The post that follows is contains personal opinions not necessarily endorsed by the Cortes Radio Society, Board, staff, volunteers or membership. Originally Published on Cortes Currents By the time you hear this, everyone on Cortes Island will have received a newsletter from their Regional Director (or read it on the Tideline). I found it left me with more questions than answers. So I asked Noba Anderson to explain her vision for Cortes Island’s political future. A Cortes Community Council “I want to built community council, really simply put. City has a mayor and council. There is a group of people that are elected by the community to discuss matters of interest to the community and make decisions that pertain to the community and communicate the city’s will to outside agencies. First Nations, equally, have a chief and council. There’s a formalized, recognized, legitimate structure that is more than sending one person two ferry rides away to sit with twelve other reps,” says Director Anderson.
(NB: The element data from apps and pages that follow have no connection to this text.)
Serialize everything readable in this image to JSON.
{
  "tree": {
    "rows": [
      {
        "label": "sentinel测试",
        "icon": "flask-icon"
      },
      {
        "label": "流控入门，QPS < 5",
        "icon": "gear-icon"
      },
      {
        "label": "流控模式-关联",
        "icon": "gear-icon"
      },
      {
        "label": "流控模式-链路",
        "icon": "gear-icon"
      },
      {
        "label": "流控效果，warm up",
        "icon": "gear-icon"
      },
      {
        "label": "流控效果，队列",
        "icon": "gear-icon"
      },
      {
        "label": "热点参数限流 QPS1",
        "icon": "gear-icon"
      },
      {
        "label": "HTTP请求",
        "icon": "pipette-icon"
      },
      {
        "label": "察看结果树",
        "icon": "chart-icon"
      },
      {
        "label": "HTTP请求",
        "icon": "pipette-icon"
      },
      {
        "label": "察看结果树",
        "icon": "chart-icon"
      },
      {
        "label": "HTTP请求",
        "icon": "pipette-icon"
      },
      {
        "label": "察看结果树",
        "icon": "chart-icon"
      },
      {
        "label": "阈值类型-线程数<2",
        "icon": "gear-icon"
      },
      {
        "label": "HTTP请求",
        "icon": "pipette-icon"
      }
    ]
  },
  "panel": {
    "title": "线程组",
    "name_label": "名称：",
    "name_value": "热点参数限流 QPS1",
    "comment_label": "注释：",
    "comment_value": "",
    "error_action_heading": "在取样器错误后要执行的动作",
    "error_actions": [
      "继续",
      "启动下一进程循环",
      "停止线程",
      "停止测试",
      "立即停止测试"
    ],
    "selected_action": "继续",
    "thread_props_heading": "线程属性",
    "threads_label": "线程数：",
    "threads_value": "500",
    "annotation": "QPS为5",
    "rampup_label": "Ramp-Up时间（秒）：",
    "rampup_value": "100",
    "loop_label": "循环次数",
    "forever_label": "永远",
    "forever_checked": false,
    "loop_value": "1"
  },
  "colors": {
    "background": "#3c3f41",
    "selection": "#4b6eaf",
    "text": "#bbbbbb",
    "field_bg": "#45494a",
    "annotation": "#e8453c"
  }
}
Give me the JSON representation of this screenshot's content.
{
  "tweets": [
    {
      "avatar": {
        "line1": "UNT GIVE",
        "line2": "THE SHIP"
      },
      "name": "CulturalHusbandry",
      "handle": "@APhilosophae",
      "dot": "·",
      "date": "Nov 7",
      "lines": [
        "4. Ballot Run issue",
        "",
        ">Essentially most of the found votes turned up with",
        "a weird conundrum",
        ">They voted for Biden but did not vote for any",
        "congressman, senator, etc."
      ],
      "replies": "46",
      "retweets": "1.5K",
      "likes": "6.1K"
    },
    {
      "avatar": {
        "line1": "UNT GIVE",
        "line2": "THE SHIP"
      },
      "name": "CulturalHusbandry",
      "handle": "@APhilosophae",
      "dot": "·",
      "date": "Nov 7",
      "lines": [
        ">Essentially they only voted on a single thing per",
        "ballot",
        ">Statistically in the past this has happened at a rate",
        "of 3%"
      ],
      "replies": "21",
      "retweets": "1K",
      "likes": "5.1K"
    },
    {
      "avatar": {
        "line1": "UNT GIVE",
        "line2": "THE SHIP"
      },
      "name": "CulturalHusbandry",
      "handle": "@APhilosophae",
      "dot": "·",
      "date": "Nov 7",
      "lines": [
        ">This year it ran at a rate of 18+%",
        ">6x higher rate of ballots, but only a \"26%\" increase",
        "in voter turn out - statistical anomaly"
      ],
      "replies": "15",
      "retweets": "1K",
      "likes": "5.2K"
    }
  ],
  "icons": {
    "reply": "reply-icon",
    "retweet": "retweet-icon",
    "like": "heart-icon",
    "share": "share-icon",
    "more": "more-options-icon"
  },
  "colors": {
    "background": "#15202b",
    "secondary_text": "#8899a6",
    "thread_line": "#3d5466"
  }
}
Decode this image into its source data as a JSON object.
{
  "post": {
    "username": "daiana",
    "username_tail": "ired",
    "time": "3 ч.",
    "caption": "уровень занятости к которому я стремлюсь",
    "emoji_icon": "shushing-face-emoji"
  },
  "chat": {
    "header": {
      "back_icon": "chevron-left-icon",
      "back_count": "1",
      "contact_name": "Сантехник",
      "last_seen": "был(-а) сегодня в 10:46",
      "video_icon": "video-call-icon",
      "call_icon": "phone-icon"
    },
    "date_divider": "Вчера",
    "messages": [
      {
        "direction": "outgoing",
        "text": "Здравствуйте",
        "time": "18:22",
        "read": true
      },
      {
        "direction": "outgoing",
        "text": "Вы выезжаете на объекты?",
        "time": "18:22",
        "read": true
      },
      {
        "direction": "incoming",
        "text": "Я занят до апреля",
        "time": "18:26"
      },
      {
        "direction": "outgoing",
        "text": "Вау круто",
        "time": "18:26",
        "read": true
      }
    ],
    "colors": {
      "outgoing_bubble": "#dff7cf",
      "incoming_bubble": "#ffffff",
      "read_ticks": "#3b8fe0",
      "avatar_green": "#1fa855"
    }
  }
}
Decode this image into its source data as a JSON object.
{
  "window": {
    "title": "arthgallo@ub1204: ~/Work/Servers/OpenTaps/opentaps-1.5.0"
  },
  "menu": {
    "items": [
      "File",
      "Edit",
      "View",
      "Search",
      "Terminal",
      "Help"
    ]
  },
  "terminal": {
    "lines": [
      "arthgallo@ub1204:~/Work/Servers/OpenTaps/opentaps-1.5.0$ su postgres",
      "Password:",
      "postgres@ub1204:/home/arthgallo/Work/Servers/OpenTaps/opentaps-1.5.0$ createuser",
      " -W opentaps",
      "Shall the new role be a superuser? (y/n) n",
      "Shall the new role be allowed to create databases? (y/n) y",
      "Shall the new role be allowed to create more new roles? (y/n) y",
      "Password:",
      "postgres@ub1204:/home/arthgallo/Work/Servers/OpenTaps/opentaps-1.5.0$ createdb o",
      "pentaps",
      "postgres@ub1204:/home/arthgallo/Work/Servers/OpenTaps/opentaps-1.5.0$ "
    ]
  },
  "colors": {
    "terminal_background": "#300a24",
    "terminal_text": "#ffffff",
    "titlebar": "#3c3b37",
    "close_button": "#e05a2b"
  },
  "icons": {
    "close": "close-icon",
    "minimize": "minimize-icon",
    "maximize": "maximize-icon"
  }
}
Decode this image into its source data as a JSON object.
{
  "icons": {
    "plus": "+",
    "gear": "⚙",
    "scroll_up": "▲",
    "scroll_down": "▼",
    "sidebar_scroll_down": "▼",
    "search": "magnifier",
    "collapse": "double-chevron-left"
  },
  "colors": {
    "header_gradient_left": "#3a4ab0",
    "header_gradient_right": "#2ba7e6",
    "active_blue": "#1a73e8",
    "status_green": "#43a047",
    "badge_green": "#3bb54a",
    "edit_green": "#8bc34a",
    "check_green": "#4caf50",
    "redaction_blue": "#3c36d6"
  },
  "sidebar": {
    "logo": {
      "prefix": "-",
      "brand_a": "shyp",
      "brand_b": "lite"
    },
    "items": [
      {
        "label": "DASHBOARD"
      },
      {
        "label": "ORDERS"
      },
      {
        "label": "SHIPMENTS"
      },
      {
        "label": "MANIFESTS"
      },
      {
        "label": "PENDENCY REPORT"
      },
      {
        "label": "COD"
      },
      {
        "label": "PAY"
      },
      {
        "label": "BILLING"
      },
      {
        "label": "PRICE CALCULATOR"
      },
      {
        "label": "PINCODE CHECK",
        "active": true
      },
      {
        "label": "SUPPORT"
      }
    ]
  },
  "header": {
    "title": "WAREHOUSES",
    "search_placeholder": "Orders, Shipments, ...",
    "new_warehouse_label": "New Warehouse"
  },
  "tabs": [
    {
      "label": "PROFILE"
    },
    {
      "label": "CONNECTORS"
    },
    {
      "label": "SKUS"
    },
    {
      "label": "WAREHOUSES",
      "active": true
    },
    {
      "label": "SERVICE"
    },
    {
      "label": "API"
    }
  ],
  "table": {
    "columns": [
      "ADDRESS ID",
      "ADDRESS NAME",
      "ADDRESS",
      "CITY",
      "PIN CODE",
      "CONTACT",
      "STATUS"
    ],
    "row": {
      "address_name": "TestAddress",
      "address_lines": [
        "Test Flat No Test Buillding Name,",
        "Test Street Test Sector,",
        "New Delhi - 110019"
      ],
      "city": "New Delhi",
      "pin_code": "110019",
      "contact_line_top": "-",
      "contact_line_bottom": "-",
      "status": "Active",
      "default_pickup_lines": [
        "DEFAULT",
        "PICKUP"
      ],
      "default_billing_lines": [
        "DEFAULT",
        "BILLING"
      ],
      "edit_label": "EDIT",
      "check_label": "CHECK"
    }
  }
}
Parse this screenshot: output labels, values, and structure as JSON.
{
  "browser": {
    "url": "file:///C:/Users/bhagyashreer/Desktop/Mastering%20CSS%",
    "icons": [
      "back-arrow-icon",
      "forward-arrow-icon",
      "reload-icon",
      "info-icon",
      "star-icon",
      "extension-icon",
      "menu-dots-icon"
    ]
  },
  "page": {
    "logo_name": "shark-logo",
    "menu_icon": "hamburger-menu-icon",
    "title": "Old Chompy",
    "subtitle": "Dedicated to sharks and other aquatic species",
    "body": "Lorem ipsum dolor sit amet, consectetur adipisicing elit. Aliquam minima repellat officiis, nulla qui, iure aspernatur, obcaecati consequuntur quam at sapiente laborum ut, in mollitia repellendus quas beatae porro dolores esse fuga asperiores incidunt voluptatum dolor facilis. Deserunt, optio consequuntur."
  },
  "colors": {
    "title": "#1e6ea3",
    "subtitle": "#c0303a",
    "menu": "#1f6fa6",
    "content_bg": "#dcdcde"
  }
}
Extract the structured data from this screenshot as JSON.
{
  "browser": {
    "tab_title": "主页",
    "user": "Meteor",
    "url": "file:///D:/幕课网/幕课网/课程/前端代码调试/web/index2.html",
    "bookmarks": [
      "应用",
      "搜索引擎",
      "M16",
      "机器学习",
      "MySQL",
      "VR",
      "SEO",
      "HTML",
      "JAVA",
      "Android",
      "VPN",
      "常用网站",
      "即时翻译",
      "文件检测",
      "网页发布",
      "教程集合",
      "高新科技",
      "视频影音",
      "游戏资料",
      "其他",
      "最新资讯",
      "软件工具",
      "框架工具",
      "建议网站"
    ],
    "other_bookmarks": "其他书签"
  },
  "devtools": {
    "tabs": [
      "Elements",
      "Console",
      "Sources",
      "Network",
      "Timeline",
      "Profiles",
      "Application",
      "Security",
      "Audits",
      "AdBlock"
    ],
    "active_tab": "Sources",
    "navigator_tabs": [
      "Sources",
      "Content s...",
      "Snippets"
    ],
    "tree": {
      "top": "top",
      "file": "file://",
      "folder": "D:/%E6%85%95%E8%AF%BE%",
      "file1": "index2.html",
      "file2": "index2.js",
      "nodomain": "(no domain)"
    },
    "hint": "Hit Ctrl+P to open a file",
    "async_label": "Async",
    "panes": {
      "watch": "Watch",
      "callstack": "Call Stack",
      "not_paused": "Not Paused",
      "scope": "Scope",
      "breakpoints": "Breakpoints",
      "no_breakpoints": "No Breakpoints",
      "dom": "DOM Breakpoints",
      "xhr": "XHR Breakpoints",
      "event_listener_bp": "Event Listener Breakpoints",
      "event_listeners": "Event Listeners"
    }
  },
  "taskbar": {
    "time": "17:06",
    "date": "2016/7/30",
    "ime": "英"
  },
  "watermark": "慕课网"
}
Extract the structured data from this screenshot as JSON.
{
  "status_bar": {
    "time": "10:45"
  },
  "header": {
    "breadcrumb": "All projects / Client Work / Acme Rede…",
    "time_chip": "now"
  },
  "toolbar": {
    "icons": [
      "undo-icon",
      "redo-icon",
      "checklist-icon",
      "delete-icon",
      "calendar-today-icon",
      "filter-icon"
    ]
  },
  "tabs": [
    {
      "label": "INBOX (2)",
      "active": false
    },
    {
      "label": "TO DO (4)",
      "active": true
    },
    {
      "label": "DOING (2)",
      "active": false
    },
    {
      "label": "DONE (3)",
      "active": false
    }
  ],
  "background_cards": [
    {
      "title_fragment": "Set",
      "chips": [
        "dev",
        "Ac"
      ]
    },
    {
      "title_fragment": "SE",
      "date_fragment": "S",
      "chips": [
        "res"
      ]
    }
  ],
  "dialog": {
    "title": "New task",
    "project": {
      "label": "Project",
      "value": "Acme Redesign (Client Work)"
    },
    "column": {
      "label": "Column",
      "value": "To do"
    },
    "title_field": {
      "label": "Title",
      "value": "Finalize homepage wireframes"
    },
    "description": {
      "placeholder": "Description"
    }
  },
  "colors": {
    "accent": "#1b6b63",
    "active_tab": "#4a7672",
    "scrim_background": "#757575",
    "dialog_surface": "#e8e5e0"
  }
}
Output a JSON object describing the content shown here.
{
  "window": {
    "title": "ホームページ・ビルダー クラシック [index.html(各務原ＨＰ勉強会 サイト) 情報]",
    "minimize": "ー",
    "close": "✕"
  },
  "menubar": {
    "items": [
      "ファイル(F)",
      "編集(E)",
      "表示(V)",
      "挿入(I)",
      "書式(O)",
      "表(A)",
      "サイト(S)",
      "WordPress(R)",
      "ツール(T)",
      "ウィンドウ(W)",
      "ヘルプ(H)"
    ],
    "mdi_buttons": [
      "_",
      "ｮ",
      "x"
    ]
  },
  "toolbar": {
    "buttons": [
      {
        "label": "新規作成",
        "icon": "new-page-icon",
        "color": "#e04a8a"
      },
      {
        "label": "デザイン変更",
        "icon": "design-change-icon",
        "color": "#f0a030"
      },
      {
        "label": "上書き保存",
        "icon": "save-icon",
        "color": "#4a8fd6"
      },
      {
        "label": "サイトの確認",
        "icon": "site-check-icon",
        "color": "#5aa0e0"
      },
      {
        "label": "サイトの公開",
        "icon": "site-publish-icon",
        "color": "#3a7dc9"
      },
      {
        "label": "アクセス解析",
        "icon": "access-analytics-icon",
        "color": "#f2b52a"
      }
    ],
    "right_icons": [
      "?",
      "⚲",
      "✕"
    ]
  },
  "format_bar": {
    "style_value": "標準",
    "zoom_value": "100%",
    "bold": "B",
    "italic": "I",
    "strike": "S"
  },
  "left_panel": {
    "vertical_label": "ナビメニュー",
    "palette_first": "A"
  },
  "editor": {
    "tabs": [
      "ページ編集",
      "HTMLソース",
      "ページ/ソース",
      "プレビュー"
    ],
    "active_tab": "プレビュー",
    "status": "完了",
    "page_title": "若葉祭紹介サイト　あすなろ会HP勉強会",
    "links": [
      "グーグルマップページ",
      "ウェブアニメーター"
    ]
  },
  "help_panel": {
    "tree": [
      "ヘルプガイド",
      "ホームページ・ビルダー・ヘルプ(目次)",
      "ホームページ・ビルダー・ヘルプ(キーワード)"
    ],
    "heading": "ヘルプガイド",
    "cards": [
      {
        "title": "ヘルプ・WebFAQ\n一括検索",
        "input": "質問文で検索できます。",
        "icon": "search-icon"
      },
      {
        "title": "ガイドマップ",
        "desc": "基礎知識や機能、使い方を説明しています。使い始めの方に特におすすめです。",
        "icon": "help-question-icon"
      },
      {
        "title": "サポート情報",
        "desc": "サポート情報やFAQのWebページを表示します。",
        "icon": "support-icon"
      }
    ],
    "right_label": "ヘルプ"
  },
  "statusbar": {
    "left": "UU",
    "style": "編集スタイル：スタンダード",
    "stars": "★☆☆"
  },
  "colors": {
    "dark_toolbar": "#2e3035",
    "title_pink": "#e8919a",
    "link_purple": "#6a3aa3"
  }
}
The way the SRD functions: “I am inherently a minority and structurally, we don’t know things about each other, we don’t know each other’s communities – even with the best intentions, which aren’t necessarily always there.” “So I’m interested in building something here that is complementary to the Regional District structure and certainly in no way would supersede or replace it. Over time as, I believe, our systems will inevitably fray with the pressures of climate change, we will have this system to really rely on here.” “This is the inside of the Hornby Island Co-op, the largest store on the island.” – by Daryl Mitchell via Flickr...